#### WHAT YOU HAVE TO DO:
From the records below, copy the lines that include "number".

#### TASK MATERIAL:
********************

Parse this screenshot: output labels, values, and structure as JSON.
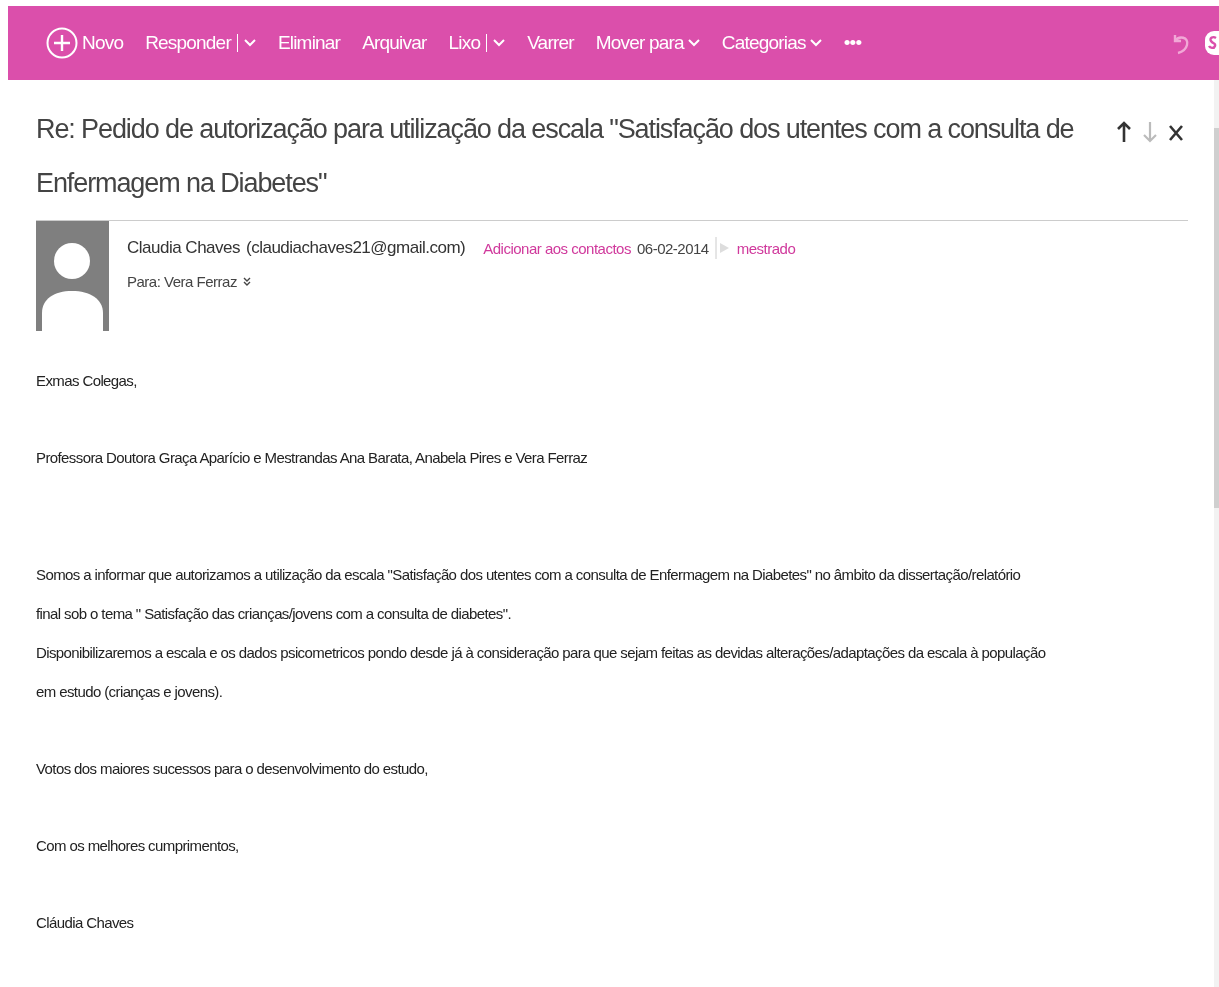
{
  "toolbar": {
    "items": [
      {
        "label": "Novo",
        "kind": "new"
      },
      {
        "label": "Responder",
        "kind": "split"
      },
      {
        "label": "Eliminar",
        "kind": "plain"
      },
      {
        "label": "Arquivar",
        "kind": "plain"
      },
      {
        "label": "Lixo",
        "kind": "split"
      },
      {
        "label": "Varrer",
        "kind": "plain"
      },
      {
        "label": "Mover para",
        "kind": "dropdown"
      },
      {
        "label": "Categorias",
        "kind": "dropdown"
      },
      {
        "label": "•••",
        "kind": "plain"
      }
    ]
  },
  "message": {
    "subject": "Re: Pedido de autorização para utilização da escala \"Satisfação dos utentes com a consulta de Enfermagem na Diabetes\"",
    "sender_name": "Claudia Chaves",
    "sender_email": "(claudiachaves21@gmail.com)",
    "add_contact": "Adicionar aos contactos",
    "date": "06-02-2014",
    "category": "mestrado",
    "to": "Para: Vera Ferraz",
    "body": [
      {
        "lines": [
          "Exmas Colegas,"
        ]
      },
      {
        "lines": [
          "Professora Doutora Graça Aparício e Mestrandas Ana Barata, Anabela Pires e Vera Ferraz"
        ]
      },
      {
        "lines": [
          "Somos a informar que autorizamos a utilização da escala \"Satisfação dos utentes com a consulta de Enfermagem na Diabetes\" no âmbito da dissertação/relatório final sob o tema \" Satisfação das crianças/jovens com a consulta de diabetes\".",
          "Disponibilizaremos a escala e os dados psicometricos pondo desde já à consideração para que sejam feitas as devidas alterações/adaptações da escala à população em estudo (crianças e jovens)."
        ]
      },
      {
        "lines": [
          "Votos dos maiores sucessos para o desenvolvimento do estudo,"
        ]
      },
      {
        "lines": [
          "Com os melhores cumprimentos,"
        ]
      },
      {
        "lines": [
          "Cláudia Chaves"
        ]
      }
    ]
  }
}
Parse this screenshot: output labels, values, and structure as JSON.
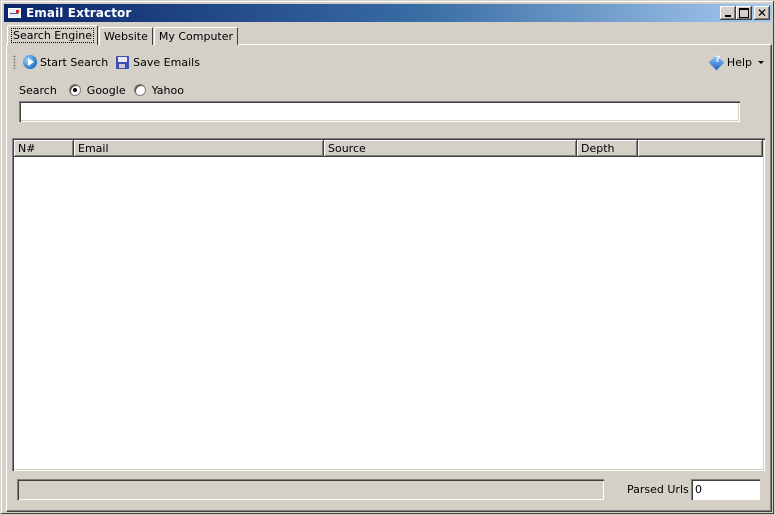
{
  "window": {
    "title": "Email Extractor",
    "controls": {
      "minimize": "minimize",
      "maximize": "maximize",
      "close": "✕"
    }
  },
  "tabs": [
    {
      "label": "Search Engine",
      "active": true
    },
    {
      "label": "Website",
      "active": false
    },
    {
      "label": "My Computer",
      "active": false
    }
  ],
  "toolbar": {
    "start_search": "Start Search",
    "save_emails": "Save Emails",
    "help": "Help"
  },
  "search": {
    "label": "Search",
    "engines": [
      {
        "label": "Google",
        "checked": true
      },
      {
        "label": "Yahoo",
        "checked": false
      }
    ],
    "query_value": "",
    "query_placeholder": ""
  },
  "results": {
    "columns": [
      "N#",
      "Email",
      "Source",
      "Depth",
      ""
    ],
    "rows": []
  },
  "status": {
    "progress": 0,
    "parsed_urls_label": "Parsed Urls",
    "parsed_urls_value": "0"
  }
}
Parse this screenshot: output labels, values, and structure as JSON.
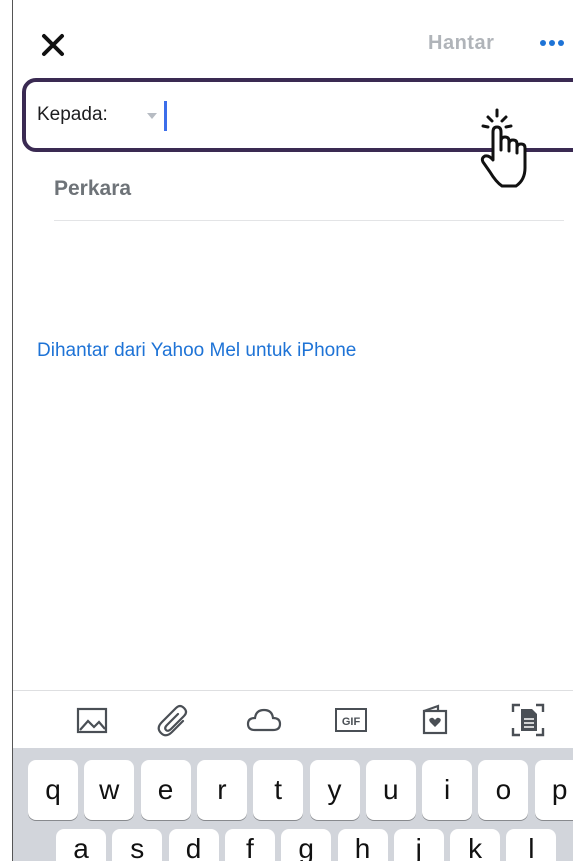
{
  "header": {
    "close_icon": "close-icon",
    "send_label": "Hantar",
    "more_icon": "more-options-icon"
  },
  "compose": {
    "to_label": "Kepada:",
    "to_value": "",
    "subject_placeholder": "Perkara",
    "signature": "Dihantar dari Yahoo Mel untuk iPhone"
  },
  "toolbar": {
    "items": [
      "photo-icon",
      "attachment-icon",
      "cloud-icon",
      "gif-icon",
      "stationery-icon",
      "document-scan-icon"
    ],
    "gif_label": "GIF"
  },
  "keyboard": {
    "row1": [
      "q",
      "w",
      "e",
      "r",
      "t",
      "y",
      "u",
      "i",
      "o",
      "p"
    ],
    "row2": [
      "a",
      "s",
      "d",
      "f",
      "g",
      "h",
      "j",
      "k",
      "l"
    ]
  },
  "colors": {
    "accent": "#1e73d6",
    "highlight_border": "#3a2a52",
    "send_disabled": "#b0b4b9",
    "keyboard_bg": "#d2d5db"
  }
}
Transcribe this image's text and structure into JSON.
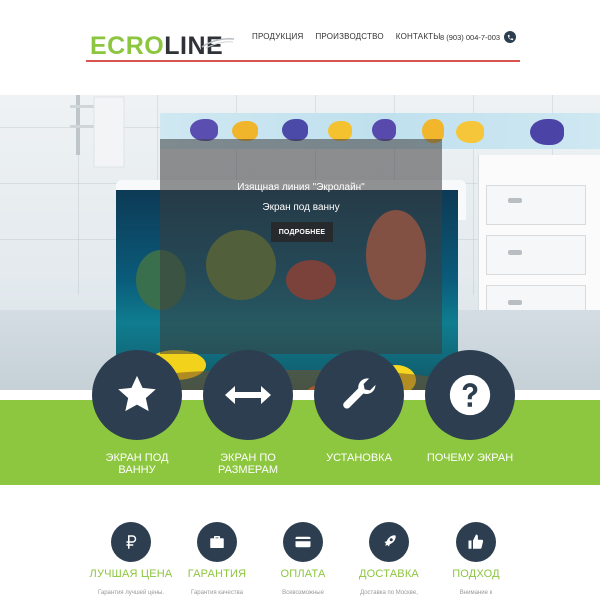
{
  "brand": {
    "logo_part1": "ECRO",
    "logo_part2": "LINE"
  },
  "nav": {
    "items": [
      "ПРОДУКЦИЯ",
      "ПРОИЗВОДСТВО",
      "КОНТАКТЫ"
    ]
  },
  "phone": {
    "number": "8 (903) 004-7-003",
    "icon": "phone-icon"
  },
  "hero": {
    "title": "Изящная линия \"Экролайн\"",
    "subtitle": "Экран под ванну",
    "button": "ПОДРОБНЕЕ"
  },
  "services": [
    {
      "icon": "star-icon",
      "label_line1": "ЭКРАН ПОД",
      "label_line2": "ВАННУ"
    },
    {
      "icon": "arrows-horizontal-icon",
      "label_line1": "ЭКРАН ПО",
      "label_line2": "РАЗМЕРАМ"
    },
    {
      "icon": "wrench-icon",
      "label_line1": "УСТАНОВКА",
      "label_line2": ""
    },
    {
      "icon": "question-icon",
      "label_line1": "ПОЧЕМУ ЭКРАН",
      "label_line2": ""
    }
  ],
  "features": [
    {
      "icon": "ruble-icon",
      "title": "ЛУЧШАЯ ЦЕНА",
      "desc": "Гарантия лучшей цены."
    },
    {
      "icon": "briefcase-icon",
      "title": "ГАРАНТИЯ",
      "desc": "Гарантия качества"
    },
    {
      "icon": "credit-card-icon",
      "title": "ОПЛАТА",
      "desc": "Всевозможные"
    },
    {
      "icon": "rocket-icon",
      "title": "ДОСТАВКА",
      "desc": "Доставка по Москве,"
    },
    {
      "icon": "thumbs-up-icon",
      "title": "ПОДХОД",
      "desc": "Внимание к"
    }
  ],
  "colors": {
    "accent_green": "#8dc63f",
    "dark_navy": "#2c3e50",
    "header_line": "#d9534f"
  }
}
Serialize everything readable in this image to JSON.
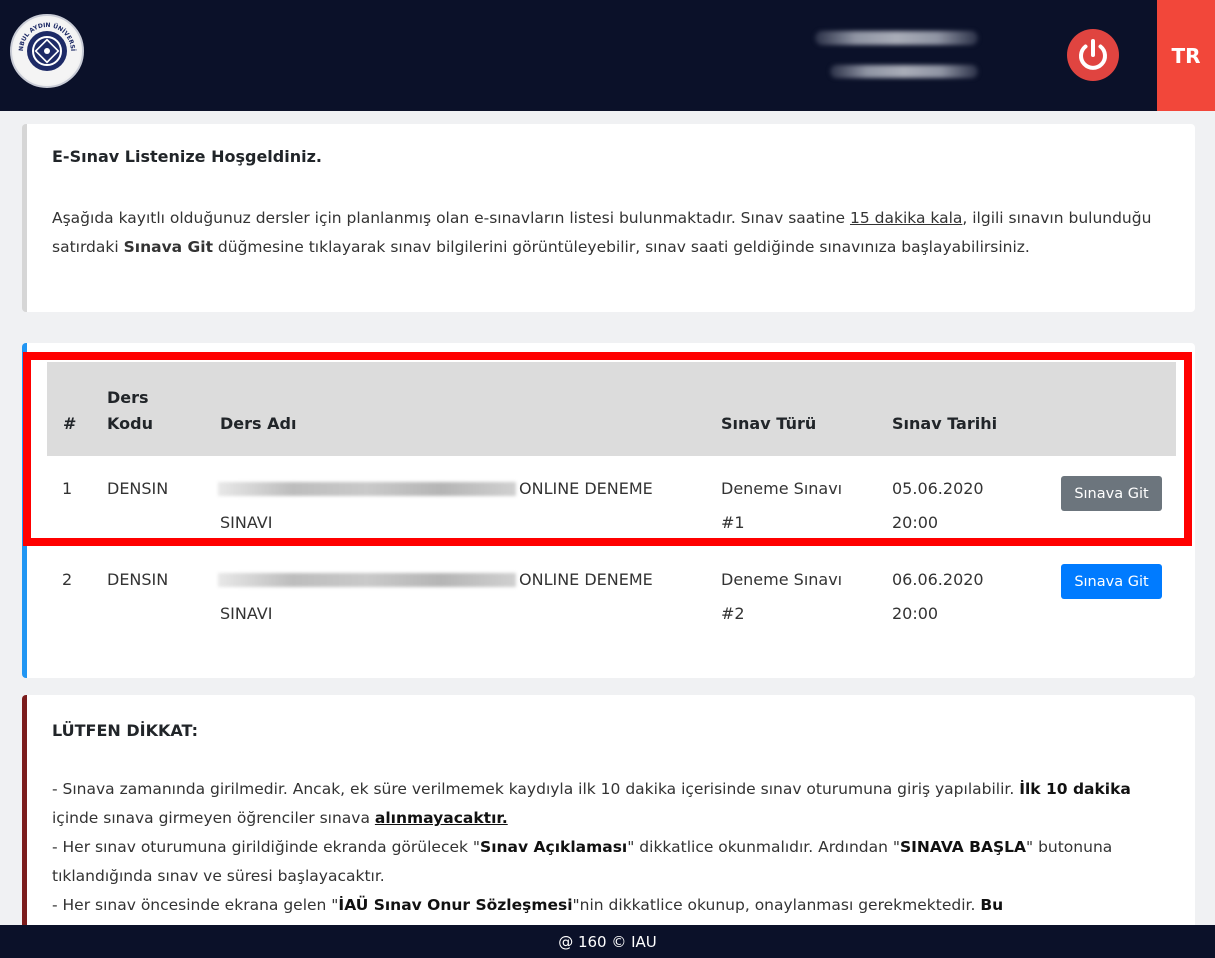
{
  "header": {
    "logo_text": "İSTANBUL AYDIN ÜNİVERSİTESİ",
    "lang": "TR",
    "colors": {
      "bg": "#0b1129",
      "power": "#e04440",
      "lang_bg": "#f2473a"
    }
  },
  "welcome": {
    "title": "E-Sınav Listenize Hoşgeldiniz.",
    "p1": "Aşağıda kayıtlı olduğunuz dersler için planlanmış olan e-sınavların listesi bulunmaktadır. Sınav saatine ",
    "p_link": "15 dakika kala",
    "p2": ", ilgili sınavın bulunduğu satırdaki ",
    "p_bold": "Sınava Git",
    "p3": " düğmesine tıklayarak sınav bilgilerini görüntüleyebilir, sınav saati geldiğinde sınavınıza başlayabilirsiniz."
  },
  "table": {
    "headers": {
      "num": "#",
      "code_l1": "Ders",
      "code_l2": "Kodu",
      "name": "Ders Adı",
      "type": "Sınav Türü",
      "date": "Sınav Tarihi"
    },
    "rows": [
      {
        "num": "1",
        "code": "DENSIN",
        "name_l1": "ONLINE DENEME",
        "name_l2": "SINAVI",
        "type_l1": "Deneme Sınavı",
        "type_l2": "#1",
        "date_l1": "05.06.2020",
        "date_l2": "20:00",
        "button": "Sınava Git"
      },
      {
        "num": "2",
        "code": "DENSIN",
        "name_l1": "ONLINE DENEME",
        "name_l2": "SINAVI",
        "type_l1": "Deneme Sınavı",
        "type_l2": "#2",
        "date_l1": "06.06.2020",
        "date_l2": "20:00",
        "button": "Sınava Git"
      }
    ]
  },
  "notice": {
    "title": "LÜTFEN DİKKAT:",
    "l1a": "- Sınava zamanında girilmedir. Ancak, ek süre verilmemek kaydıyla ilk 10 dakika içerisinde sınav oturumuna giriş yapılabilir. ",
    "l1b": "İlk 10 dakika",
    "l1c": " içinde sınava girmeyen öğrenciler sınava ",
    "l1d": "alınmayacaktır.",
    "l2a": "- Her sınav oturumuna girildiğinde ekranda görülecek \"",
    "l2b": "Sınav Açıklaması",
    "l2c": "\" dikkatlice okunmalıdır. Ardından \"",
    "l2d": "SINAVA BAŞLA",
    "l2e": "\" butonuna tıklandığında sınav ve süresi başlayacaktır.",
    "l3a": "- Her sınav öncesinde ekrana gelen \"",
    "l3b": "İAÜ Sınav Onur Sözleşmesi",
    "l3c": "\"nin dikkatlice okunup, onaylanması gerekmektedir. ",
    "l3d": "Bu"
  },
  "footer": {
    "text": "@ 160 © IAU"
  }
}
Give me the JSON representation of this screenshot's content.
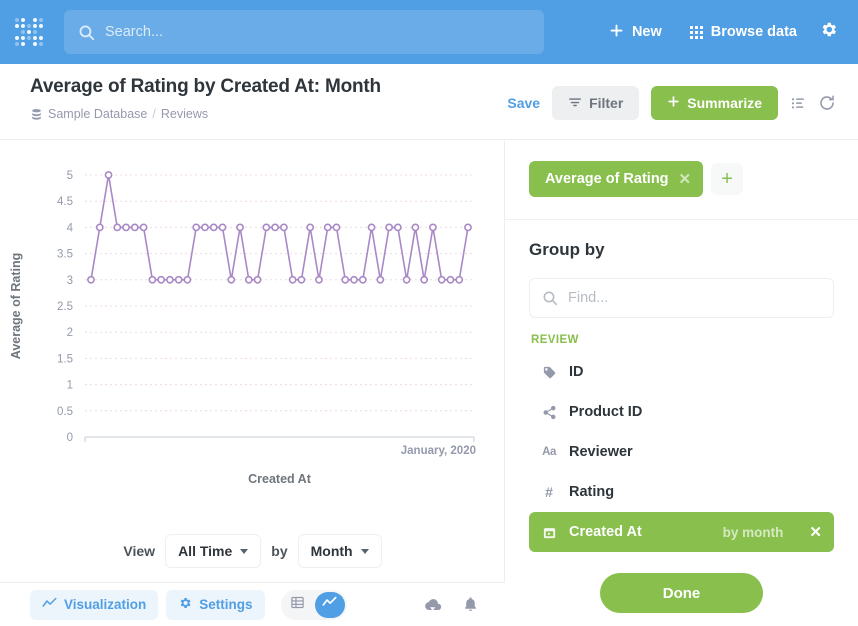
{
  "topnav": {
    "logo_icon": "metabase-logo-icon",
    "search": {
      "placeholder": "Search...",
      "value": "",
      "icon": "search-icon"
    },
    "new_label": "New",
    "new_icon": "plus-icon",
    "browse_label": "Browse data",
    "browse_icon": "grid-icon",
    "settings_icon": "gear-icon",
    "bg_color": "#509EE3"
  },
  "question_header": {
    "title": "Average of Rating by Created At: Month",
    "breadcrumb": {
      "database_icon": "database-icon",
      "database": "Sample Database",
      "separator": "/",
      "table": "Reviews"
    },
    "save_label": "Save",
    "filter_label": "Filter",
    "filter_icon": "filter-icon",
    "summarize_label": "Summarize",
    "summarize_icon": "plus-icon",
    "summarize_color": "#88BF4D",
    "list_view_icon": "list-icon",
    "refresh_icon": "refresh-icon"
  },
  "chart_data": {
    "type": "line",
    "title": "",
    "xlabel": "Created At",
    "ylabel": "Average of Rating",
    "ylim": [
      0,
      5
    ],
    "ytick_labels": [
      "5",
      "4.5",
      "4",
      "3.5",
      "3",
      "2.5",
      "2",
      "1.5",
      "1",
      "0.5",
      "0"
    ],
    "ytick_values": [
      5,
      4.5,
      4,
      3.5,
      3,
      2.5,
      2,
      1.5,
      1,
      0.5,
      0
    ],
    "xtick_labels": [
      "January, 2020"
    ],
    "xtick_positions": [
      1.0
    ],
    "grid": true,
    "legend": "none",
    "line_color": "#A989C5",
    "marker": "open-circle",
    "values": [
      3,
      4,
      5,
      4,
      4,
      4,
      4,
      3,
      3,
      3,
      3,
      3,
      4,
      4,
      4,
      4,
      3,
      4,
      3,
      3,
      4,
      4,
      4,
      3,
      3,
      4,
      3,
      4,
      4,
      3,
      3,
      3,
      4,
      3,
      4,
      4,
      3,
      4,
      3,
      4,
      3,
      3,
      3,
      4
    ],
    "n_points": 44
  },
  "view_controls": {
    "view_label": "View",
    "time_range": "All Time",
    "by_label": "by",
    "granularity": "Month",
    "caret_icon": "chevron-down-icon"
  },
  "bottom_bar": {
    "visualization_label": "Visualization",
    "visualization_icon": "line-chart-icon",
    "settings_label": "Settings",
    "settings_icon": "gear-icon",
    "table_toggle_icon": "table-icon",
    "chart_toggle_icon": "line-chart-icon",
    "active_toggle": "chart",
    "download_icon": "download-icon",
    "alert_icon": "bell-icon"
  },
  "sidebar": {
    "aggregation": {
      "chip_label": "Average of Rating",
      "chip_remove_icon": "close-icon",
      "add_icon": "plus-icon",
      "chip_color": "#88BF4D"
    },
    "group_by": {
      "title": "Group by",
      "find": {
        "placeholder": "Find...",
        "value": "",
        "icon": "search-icon"
      },
      "section_label": "REVIEW",
      "items": [
        {
          "label": "ID",
          "icon": "tag-icon",
          "selected": false,
          "bucket": ""
        },
        {
          "label": "Product ID",
          "icon": "share-icon",
          "selected": false,
          "bucket": ""
        },
        {
          "label": "Reviewer",
          "icon": "text-icon",
          "icon_glyph": "Aa",
          "selected": false,
          "bucket": ""
        },
        {
          "label": "Rating",
          "icon": "number-icon",
          "icon_glyph": "#",
          "selected": false,
          "bucket": ""
        },
        {
          "label": "Created At",
          "icon": "calendar-icon",
          "selected": true,
          "bucket": "by month",
          "remove_icon": "close-icon"
        }
      ]
    },
    "done_label": "Done"
  }
}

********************

#### ANSWER SPACE:
    "number": "8 (903) 004-7-003",
          "icon": "number-icon",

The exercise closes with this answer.